#### Listed entries
BEGIN

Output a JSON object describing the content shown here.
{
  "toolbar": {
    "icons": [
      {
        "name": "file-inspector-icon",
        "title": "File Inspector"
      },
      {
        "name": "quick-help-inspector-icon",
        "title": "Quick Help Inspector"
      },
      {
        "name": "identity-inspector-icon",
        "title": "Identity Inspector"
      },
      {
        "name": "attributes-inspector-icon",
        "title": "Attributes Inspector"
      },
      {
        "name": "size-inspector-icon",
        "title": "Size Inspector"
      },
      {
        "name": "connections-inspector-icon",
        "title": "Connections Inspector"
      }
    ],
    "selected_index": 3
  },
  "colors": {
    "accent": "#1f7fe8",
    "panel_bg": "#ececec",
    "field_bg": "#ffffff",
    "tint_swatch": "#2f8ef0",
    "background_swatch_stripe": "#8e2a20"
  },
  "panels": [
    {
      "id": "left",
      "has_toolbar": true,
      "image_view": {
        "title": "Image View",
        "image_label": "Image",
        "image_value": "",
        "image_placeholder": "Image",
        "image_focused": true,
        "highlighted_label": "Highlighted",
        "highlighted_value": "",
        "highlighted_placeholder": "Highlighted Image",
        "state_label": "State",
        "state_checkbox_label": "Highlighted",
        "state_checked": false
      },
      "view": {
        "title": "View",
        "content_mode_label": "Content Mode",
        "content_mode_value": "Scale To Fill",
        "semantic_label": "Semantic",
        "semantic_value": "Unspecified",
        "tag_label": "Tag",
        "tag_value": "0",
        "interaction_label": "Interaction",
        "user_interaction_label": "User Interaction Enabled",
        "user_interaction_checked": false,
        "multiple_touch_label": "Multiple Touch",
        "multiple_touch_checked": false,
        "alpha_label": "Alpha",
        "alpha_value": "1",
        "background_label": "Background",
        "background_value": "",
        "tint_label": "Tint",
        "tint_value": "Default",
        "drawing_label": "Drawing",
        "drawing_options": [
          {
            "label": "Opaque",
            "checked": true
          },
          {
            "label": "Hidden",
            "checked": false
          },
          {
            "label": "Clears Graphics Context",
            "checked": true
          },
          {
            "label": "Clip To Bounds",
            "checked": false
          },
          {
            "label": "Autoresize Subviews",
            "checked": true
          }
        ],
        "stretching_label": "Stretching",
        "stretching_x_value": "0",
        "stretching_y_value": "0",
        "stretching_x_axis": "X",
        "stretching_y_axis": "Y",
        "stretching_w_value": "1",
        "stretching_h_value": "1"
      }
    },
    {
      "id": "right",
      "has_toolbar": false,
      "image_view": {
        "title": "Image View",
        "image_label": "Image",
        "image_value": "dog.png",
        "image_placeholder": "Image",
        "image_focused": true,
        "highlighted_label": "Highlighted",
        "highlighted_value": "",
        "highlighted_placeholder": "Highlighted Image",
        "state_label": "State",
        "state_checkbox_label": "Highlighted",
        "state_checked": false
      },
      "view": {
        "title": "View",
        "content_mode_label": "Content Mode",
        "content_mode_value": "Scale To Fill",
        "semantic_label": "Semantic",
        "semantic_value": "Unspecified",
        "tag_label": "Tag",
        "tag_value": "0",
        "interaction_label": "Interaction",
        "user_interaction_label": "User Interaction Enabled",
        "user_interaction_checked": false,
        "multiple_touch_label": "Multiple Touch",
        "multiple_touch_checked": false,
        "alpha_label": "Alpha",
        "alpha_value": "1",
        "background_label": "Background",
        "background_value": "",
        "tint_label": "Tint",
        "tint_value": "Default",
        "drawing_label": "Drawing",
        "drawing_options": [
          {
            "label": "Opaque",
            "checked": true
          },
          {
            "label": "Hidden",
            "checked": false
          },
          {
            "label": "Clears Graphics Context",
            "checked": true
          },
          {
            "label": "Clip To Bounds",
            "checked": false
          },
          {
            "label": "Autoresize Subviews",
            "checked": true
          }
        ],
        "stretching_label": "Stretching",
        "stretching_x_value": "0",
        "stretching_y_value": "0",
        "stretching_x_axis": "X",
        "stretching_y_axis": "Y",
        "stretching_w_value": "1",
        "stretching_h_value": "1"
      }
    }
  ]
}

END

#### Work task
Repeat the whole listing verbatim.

#### Problem solution
Output a JSON object describing the content shown here.
{
  "toolbar": {
    "icons": [
      {
        "name": "file-inspector-icon",
        "title": "File Inspector"
      },
      {
        "name": "quick-help-inspector-icon",
        "title": "Quick Help Inspector"
      },
      {
        "name": "identity-inspector-icon",
        "title": "Identity Inspector"
      },
      {
        "name": "attributes-inspector-icon",
        "title": "Attributes Inspector"
      },
      {
        "name": "size-inspector-icon",
        "title": "Size Inspector"
      },
      {
        "name": "connections-inspector-icon",
        "title": "Connections Inspector"
      }
    ],
    "selected_index": 3
  },
  "colors": {
    "accent": "#1f7fe8",
    "panel_bg": "#ececec",
    "field_bg": "#ffffff",
    "tint_swatch": "#2f8ef0",
    "background_swatch_stripe": "#8e2a20"
  },
  "panels": [
    {
      "id": "left",
      "has_toolbar": true,
      "image_view": {
        "title": "Image View",
        "image_label": "Image",
        "image_value": "",
        "image_placeholder": "Image",
        "image_focused": true,
        "highlighted_label": "Highlighted",
        "highlighted_value": "",
        "highlighted_placeholder": "Highlighted Image",
        "state_label": "State",
        "state_checkbox_label": "Highlighted",
        "state_checked": false
      },
      "view": {
        "title": "View",
        "content_mode_label": "Content Mode",
        "content_mode_value": "Scale To Fill",
        "semantic_label": "Semantic",
        "semantic_value": "Unspecified",
        "tag_label": "Tag",
        "tag_value": "0",
        "interaction_label": "Interaction",
        "user_interaction_label": "User Interaction Enabled",
        "user_interaction_checked": false,
        "multiple_touch_label": "Multiple Touch",
        "multiple_touch_checked": false,
        "alpha_label": "Alpha",
        "alpha_value": "1",
        "background_label": "Background",
        "background_value": "",
        "tint_label": "Tint",
        "tint_value": "Default",
        "drawing_label": "Drawing",
        "drawing_options": [
          {
            "label": "Opaque",
            "checked": true
          },
          {
            "label": "Hidden",
            "checked": false
          },
          {
            "label": "Clears Graphics Context",
            "checked": true
          },
          {
            "label": "Clip To Bounds",
            "checked": false
          },
          {
            "label": "Autoresize Subviews",
            "checked": true
          }
        ],
        "stretching_label": "Stretching",
        "stretching_x_value": "0",
        "stretching_y_value": "0",
        "stretching_x_axis": "X",
        "stretching_y_axis": "Y",
        "stretching_w_value": "1",
        "stretching_h_value": "1"
      }
    },
    {
      "id": "right",
      "has_toolbar": false,
      "image_view": {
        "title": "Image View",
        "image_label": "Image",
        "image_value": "dog.png",
        "image_placeholder": "Image",
        "image_focused": true,
        "highlighted_label": "Highlighted",
        "highlighted_value": "",
        "highlighted_placeholder": "Highlighted Image",
        "state_label": "State",
        "state_checkbox_label": "Highlighted",
        "state_checked": false
      },
      "view": {
        "title": "View",
        "content_mode_label": "Content Mode",
        "content_mode_value": "Scale To Fill",
        "semantic_label": "Semantic",
        "semantic_value": "Unspecified",
        "tag_label": "Tag",
        "tag_value": "0",
        "interaction_label": "Interaction",
        "user_interaction_label": "User Interaction Enabled",
        "user_interaction_checked": false,
        "multiple_touch_label": "Multiple Touch",
        "multiple_touch_checked": false,
        "alpha_label": "Alpha",
        "alpha_value": "1",
        "background_label": "Background",
        "background_value": "",
        "tint_label": "Tint",
        "tint_value": "Default",
        "drawing_label": "Drawing",
        "drawing_options": [
          {
            "label": "Opaque",
            "checked": true
          },
          {
            "label": "Hidden",
            "checked": false
          },
          {
            "label": "Clears Graphics Context",
            "checked": true
          },
          {
            "label": "Clip To Bounds",
            "checked": false
          },
          {
            "label": "Autoresize Subviews",
            "checked": true
          }
        ],
        "stretching_label": "Stretching",
        "stretching_x_value": "0",
        "stretching_y_value": "0",
        "stretching_x_axis": "X",
        "stretching_y_axis": "Y",
        "stretching_w_value": "1",
        "stretching_h_value": "1"
      }
    }
  ]
}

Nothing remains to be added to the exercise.